WASHINGTON — U.S. Environmental Protection Agency Administrator Gina McCarthy will field questions from lawmakers Wednesday about the agency’s plan to slash carbon pollution from power plants, even as industry groups seek to derail the proposal.
McCarthy will testify before the Senate Environment and Public Works committee, where she will discuss the EPA’s first mandatory cuts on carbon in the power sector, the largest source of domestic emissions.
The Senate panel is deeply divided between some of the biggest backers of carbon limits and others who question whether humans contribute to climate change.
The hearing takes place a week before the EPA holds a series of public meetings on its carbon plan in Denver, Pittsburgh, Washington and Atlanta.

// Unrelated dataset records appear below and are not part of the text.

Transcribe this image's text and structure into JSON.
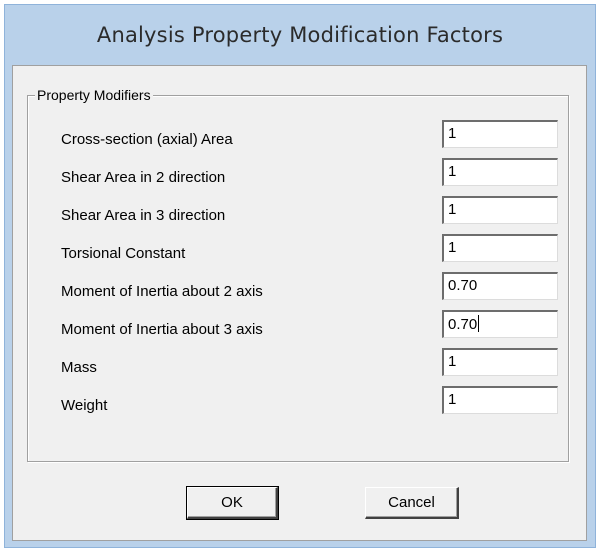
{
  "window": {
    "title": "Analysis Property Modification Factors"
  },
  "group": {
    "legend": "Property Modifiers"
  },
  "fields": [
    {
      "label": "Cross-section (axial) Area",
      "value": "1"
    },
    {
      "label": "Shear Area in 2 direction",
      "value": "1"
    },
    {
      "label": "Shear Area in 3 direction",
      "value": "1"
    },
    {
      "label": "Torsional Constant",
      "value": "1"
    },
    {
      "label": "Moment of Inertia about 2 axis",
      "value": "0.70"
    },
    {
      "label": "Moment of Inertia about 3 axis",
      "value": "0.70"
    },
    {
      "label": "Mass",
      "value": "1"
    },
    {
      "label": "Weight",
      "value": "1"
    }
  ],
  "buttons": {
    "ok": "OK",
    "cancel": "Cancel"
  },
  "colors": {
    "frame": "#b9d1ea",
    "client": "#f0f0f0",
    "field": "#ffffff"
  }
}
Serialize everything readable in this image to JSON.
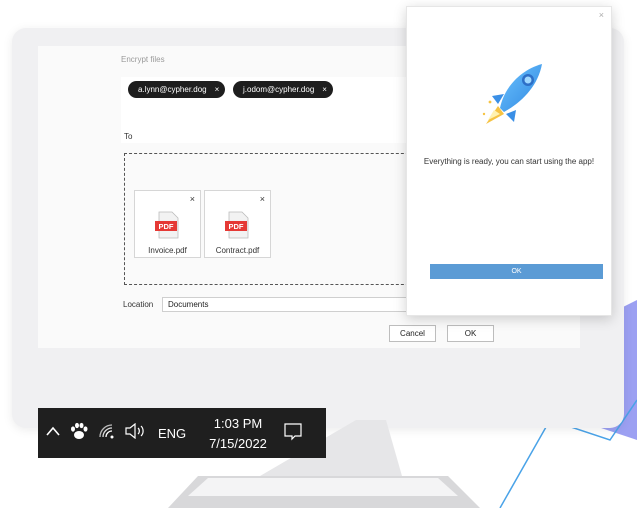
{
  "encrypt_dialog": {
    "title": "Encrypt files",
    "recipients": [
      {
        "email": "a.lynn@cypher.dog",
        "remove": "×"
      },
      {
        "email": "j.odom@cypher.dog",
        "remove": "×"
      }
    ],
    "to_label": "To",
    "files": [
      {
        "name": "Invoice.pdf",
        "badge": "PDF",
        "remove": "×"
      },
      {
        "name": "Contract.pdf",
        "badge": "PDF",
        "remove": "×"
      }
    ],
    "location_label": "Location",
    "location_value": "Documents",
    "cancel_label": "Cancel",
    "ok_label": "OK"
  },
  "popup": {
    "close": "×",
    "message": "Everything is ready, you can start using the app!",
    "ok_label": "OK"
  },
  "taskbar": {
    "language": "ENG",
    "time": "1:03 PM",
    "date": "7/15/2022",
    "icons": [
      "chevron-up-icon",
      "paw-icon",
      "wifi-icon",
      "speaker-icon",
      "notification-icon"
    ]
  },
  "colors": {
    "accent": "#5b9bd5",
    "chip": "#1e1e1e",
    "taskbar": "#1f1f1f",
    "pdf_red": "#e53935"
  }
}
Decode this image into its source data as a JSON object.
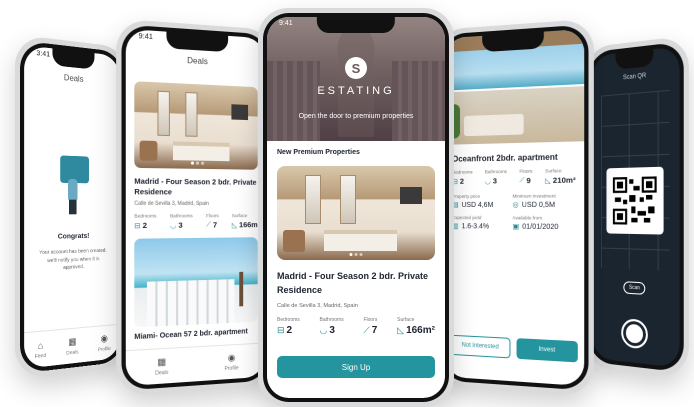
{
  "phone_left": {
    "time": "3:41",
    "header": "Deals",
    "illustration_icon": "presenter-illustration",
    "title": "Congrats!",
    "message": "Your account has been created, we'll notify you when it is approved.",
    "tabs": [
      {
        "icon": "home-icon",
        "label": "Feed"
      },
      {
        "icon": "deals-icon",
        "label": "Deals"
      },
      {
        "icon": "profile-icon",
        "label": "Profile"
      }
    ]
  },
  "phone_deals": {
    "time": "9:41",
    "header": "Deals",
    "card1": {
      "name": "Madrid - Four Season 2 bdr. Private Residence",
      "address": "Calle de Sevilla 3, Madrid, Spain",
      "specs": [
        {
          "label": "Bedrooms",
          "icon": "bed-icon",
          "value": "2"
        },
        {
          "label": "Bathrooms",
          "icon": "bath-icon",
          "value": "3"
        },
        {
          "label": "Floors",
          "icon": "stairs-icon",
          "value": "7"
        },
        {
          "label": "Surface",
          "icon": "ruler-icon",
          "value": "166m"
        }
      ]
    },
    "card2": {
      "name": "Miami- Ocean 57 2 bdr. apartment"
    },
    "tabs": [
      {
        "icon": "deals-icon",
        "label": "Deals"
      },
      {
        "icon": "profile-icon",
        "label": "Profile"
      }
    ]
  },
  "phone_center": {
    "time": "9:41",
    "brand": "ESTATING",
    "tagline": "Open the door to premium properties",
    "section_title": "New Premium Properties",
    "property": {
      "name": "Madrid - Four Season 2 bdr. Private Residence",
      "address": "Calle de Sevilla 3, Madrid, Spain",
      "specs": [
        {
          "label": "Bedrooms",
          "icon": "bed-icon",
          "value": "2"
        },
        {
          "label": "Bathrooms",
          "icon": "bath-icon",
          "value": "3"
        },
        {
          "label": "Floors",
          "icon": "stairs-icon",
          "value": "7"
        },
        {
          "label": "Surface",
          "icon": "ruler-icon",
          "value": "166m²"
        }
      ]
    },
    "signup_label": "Sign Up",
    "accent": "#24949f"
  },
  "phone_right": {
    "title": "Oceanfront 2bdr. apartment",
    "specs": [
      {
        "label": "Bedrooms",
        "icon": "bed-icon",
        "value": "2"
      },
      {
        "label": "Bathrooms",
        "icon": "bath-icon",
        "value": "3"
      },
      {
        "label": "Floors",
        "icon": "stairs-icon",
        "value": "9"
      },
      {
        "label": "Surface",
        "icon": "ruler-icon",
        "value": "210m²"
      }
    ],
    "finance": [
      {
        "label": "Property price",
        "icon": "money-icon",
        "value": "USD 4,6M"
      },
      {
        "label": "Minimum investment",
        "icon": "coins-icon",
        "value": "USD 0,5M"
      },
      {
        "label": "Expected yield",
        "icon": "chart-icon",
        "value": "1.6-3.4%"
      },
      {
        "label": "Available from",
        "icon": "calendar-icon",
        "value": "01/01/2020"
      }
    ],
    "secondary_button": "Not Interested",
    "primary_button": "Invest"
  },
  "phone_far_right": {
    "header": "Scan QR",
    "scan_label": "Scan",
    "qr_icon": "qr-code-icon"
  }
}
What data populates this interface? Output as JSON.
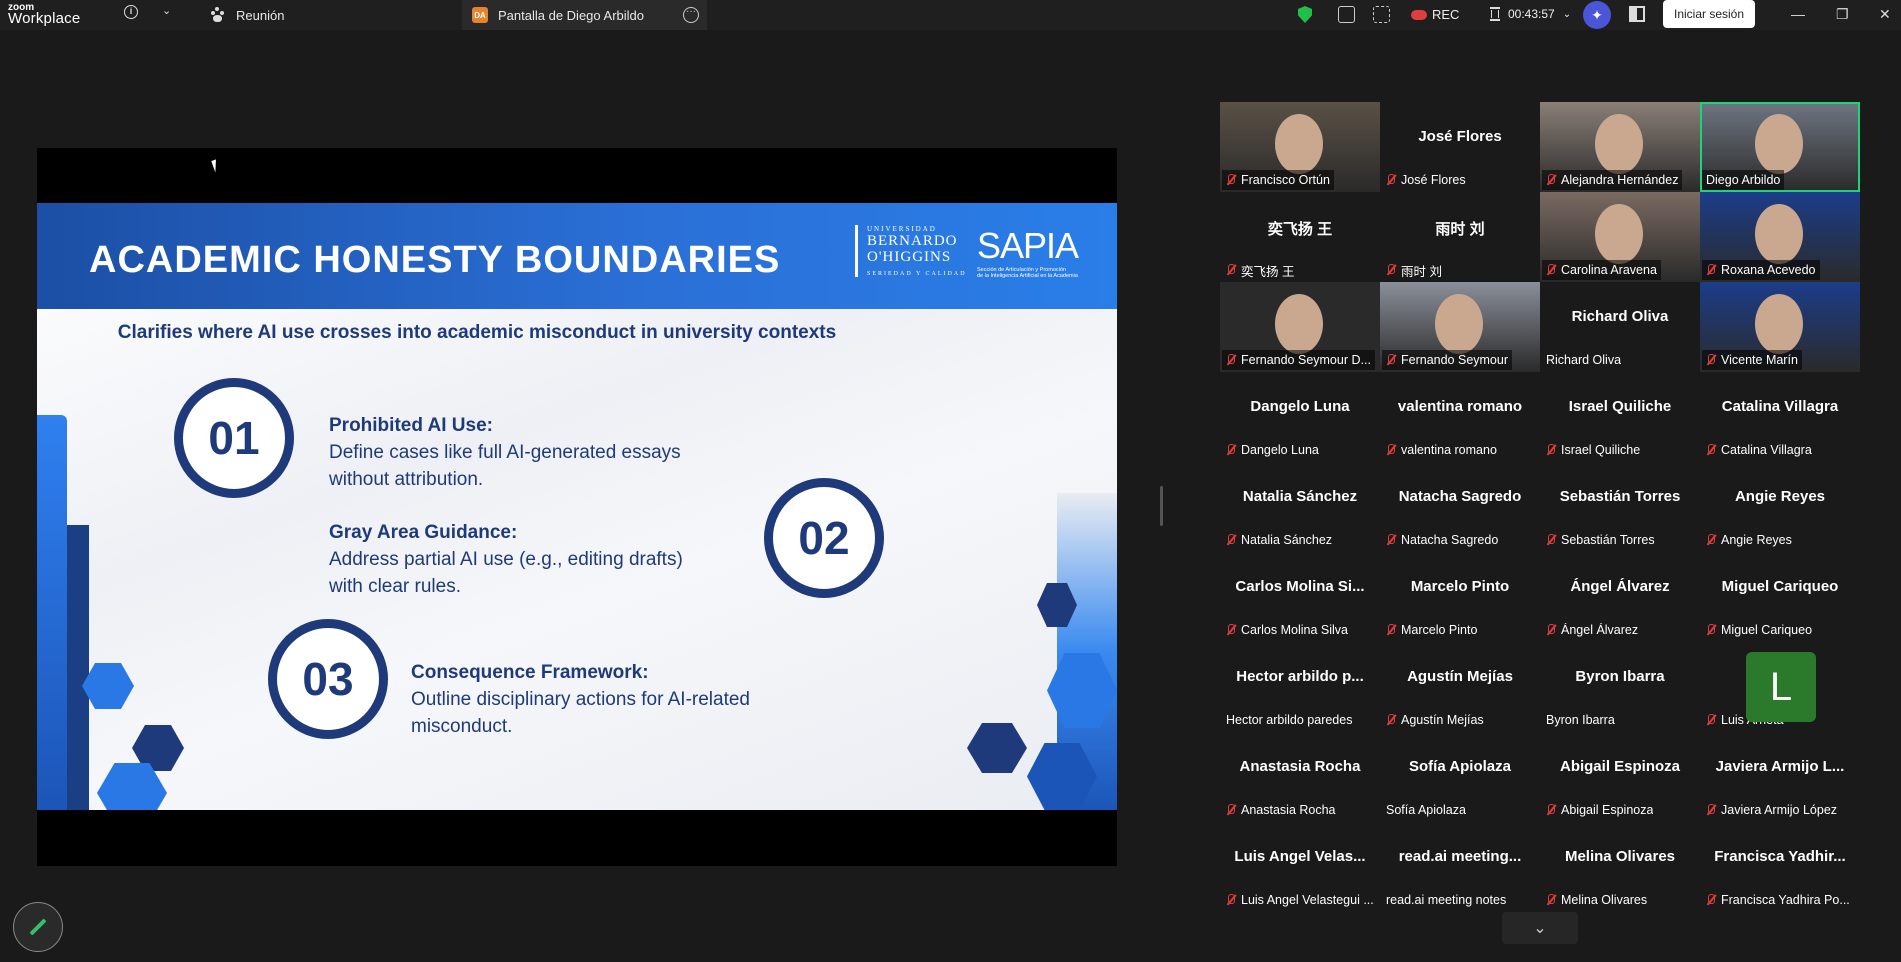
{
  "app": {
    "logo_line1": "zoom",
    "logo_line2": "Workplace"
  },
  "tabs": [
    {
      "label": "Reunión"
    },
    {
      "label": "Pantalla de Diego Arbildo",
      "badge": "DA"
    }
  ],
  "toolbar": {
    "rec_label": "REC",
    "timer": "00:43:57",
    "signin_label": "Iniciar sesión",
    "minimize": "—",
    "restore": "❐",
    "close": "✕"
  },
  "slide": {
    "title": "ACADEMIC HONESTY BOUNDARIES",
    "logo_ubo_top": "UNIVERSIDAD",
    "logo_ubo_name1": "BERNARDO",
    "logo_ubo_name2": "O'HIGGINS",
    "logo_ubo_tagline": "SERIEDAD Y CALIDAD",
    "logo_sapia": "SAPIA",
    "logo_sapia_sub1": "Sección de Articulación y Promoción",
    "logo_sapia_sub2": "de la Inteligencia Artificial en la Academia",
    "subtitle": "Clarifies where AI use crosses into academic misconduct in university contexts",
    "items": [
      {
        "number": "01",
        "heading": "Prohibited AI Use:",
        "body1": "Define cases like full AI-generated essays",
        "body2": "without attribution."
      },
      {
        "number": "02",
        "heading": "Gray Area Guidance:",
        "body1": "Address partial AI use (e.g., editing drafts)",
        "body2": "with clear rules."
      },
      {
        "number": "03",
        "heading": "Consequence Framework:",
        "body1": "Outline disciplinary actions for AI-related",
        "body2": "misconduct."
      }
    ]
  },
  "participants": [
    {
      "name": "Francisco Ortún",
      "label": "Francisco Ortún",
      "video": true,
      "muted": true
    },
    {
      "name": "José Flores",
      "label": "José Flores",
      "video": false,
      "muted": true
    },
    {
      "name": "Alejandra Hernández",
      "label": "Alejandra Hernández",
      "video": true,
      "muted": true
    },
    {
      "name": "Diego Arbildo",
      "label": "Diego Arbildo",
      "video": true,
      "muted": false,
      "speaking": true
    },
    {
      "name": "奕飞扬 王",
      "label": "奕飞扬 王",
      "video": false,
      "muted": true
    },
    {
      "name": "雨时 刘",
      "label": "雨时 刘",
      "video": false,
      "muted": true
    },
    {
      "name": "Carolina Aravena",
      "label": "Carolina Aravena",
      "video": true,
      "muted": true
    },
    {
      "name": "Roxana Acevedo",
      "label": "Roxana Acevedo",
      "video": true,
      "muted": true
    },
    {
      "name": "Fernando Seymour D...",
      "label": "Fernando Seymour D...",
      "video": true,
      "muted": true
    },
    {
      "name": "Fernando Seymour",
      "label": "Fernando Seymour",
      "video": true,
      "muted": true
    },
    {
      "name": "Richard Oliva",
      "label": "Richard Oliva",
      "video": false,
      "muted": false
    },
    {
      "name": "Vicente Marín",
      "label": "Vicente Marín",
      "video": true,
      "muted": true
    },
    {
      "name": "Dangelo Luna",
      "label": "Dangelo Luna",
      "video": false,
      "muted": true
    },
    {
      "name": "valentina romano",
      "label": "valentina romano",
      "video": false,
      "muted": true
    },
    {
      "name": "Israel Quiliche",
      "label": "Israel Quiliche",
      "video": false,
      "muted": true
    },
    {
      "name": "Catalina Villagra",
      "label": "Catalina Villagra",
      "video": false,
      "muted": true
    },
    {
      "name": "Natalia Sánchez",
      "label": "Natalia Sánchez",
      "video": false,
      "muted": true
    },
    {
      "name": "Natacha Sagredo",
      "label": "Natacha Sagredo",
      "video": false,
      "muted": true
    },
    {
      "name": "Sebastián Torres",
      "label": "Sebastián Torres",
      "video": false,
      "muted": true
    },
    {
      "name": "Angie Reyes",
      "label": "Angie Reyes",
      "video": false,
      "muted": true
    },
    {
      "name": "Carlos Molina Si...",
      "label": "Carlos Molina Silva",
      "video": false,
      "muted": true
    },
    {
      "name": "Marcelo Pinto",
      "label": "Marcelo Pinto",
      "video": false,
      "muted": true
    },
    {
      "name": "Ángel Álvarez",
      "label": "Ángel Álvarez",
      "video": false,
      "muted": true
    },
    {
      "name": "Miguel Cariqueo",
      "label": "Miguel Cariqueo",
      "video": false,
      "muted": true
    },
    {
      "name": "Hector arbildo p...",
      "label": "Hector arbildo paredes",
      "video": false,
      "muted": false
    },
    {
      "name": "Agustín Mejías",
      "label": "Agustín Mejías",
      "video": false,
      "muted": true
    },
    {
      "name": "Byron Ibarra",
      "label": "Byron Ibarra",
      "video": false,
      "muted": false
    },
    {
      "name": "",
      "label": "Luis Arrieta",
      "video": false,
      "muted": true,
      "avatar": "L"
    },
    {
      "name": "Anastasia Rocha",
      "label": "Anastasia Rocha",
      "video": false,
      "muted": true
    },
    {
      "name": "Sofía Apiolaza",
      "label": "Sofía Apiolaza",
      "video": false,
      "muted": false
    },
    {
      "name": "Abigail Espinoza",
      "label": "Abigail Espinoza",
      "video": false,
      "muted": true
    },
    {
      "name": "Javiera Armijo L...",
      "label": "Javiera Armijo López",
      "video": false,
      "muted": true
    },
    {
      "name": "Luis Angel Velas...",
      "label": "Luis Angel Velastegui ...",
      "video": false,
      "muted": true
    },
    {
      "name": "read.ai meeting...",
      "label": "read.ai meeting notes",
      "video": false,
      "muted": false
    },
    {
      "name": "Melina Olivares",
      "label": "Melina Olivares",
      "video": false,
      "muted": true
    },
    {
      "name": "Francisca Yadhir...",
      "label": "Francisca Yadhira Po...",
      "video": false,
      "muted": true
    }
  ],
  "colors": {
    "accent": "#1f3a7a",
    "speaking": "#1fd37a",
    "muted": "#e03d3d",
    "header_blue": "#2a6fd6"
  }
}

Pro-energy groups aired a number of concerns in a letter sent to McCarthy on Tuesday.
The Partnership for a Better Energy Future, a coalition of some of 163 business organizations formed in January to lobby against the EPA’s proposal, said the proposal would be too disruptive to the U.S. energy system and should be dumped.
The group also telegraphed potential legal action, arguing the EPA had overstepped the bounds of the Clean Air Act to draft its complex rule.
“Even more fundamentally, the proposal is based on a flawed interpretation of the Clean Air Act. We therefore urge EPA to go back to the drawing board on this rule,” the groups wrote.
The rule sets the country’s power sector on a course to reduce carbon dioxide emissions by an average of 30 percent below 2005 levels by 2030.
To achieve that overarching goal, the EPA set individualized state targets to reduce the carbon intensity of electricity production below 2012 levels by 2030.
McCarthy is expected to tell senators the agency has set targets tailored to each state’s needs and capabilities and has provided a reasonable amount of time to meet them.
McCarthy is also likely to highlight the hundreds of public meetings the EPA held before the rule was released, and that the proposal reflects that input.
Several states, such as Washington, that have a relatively clean energy mix, will need to achieve an intensity reduction by 72 percent while coal intensive Kentucky gets an 18 percent goal.
Critics of the EPA plan are likely to hone in on the opaque process used to set the formulas for each state, the Partnership told reporters Tuesday.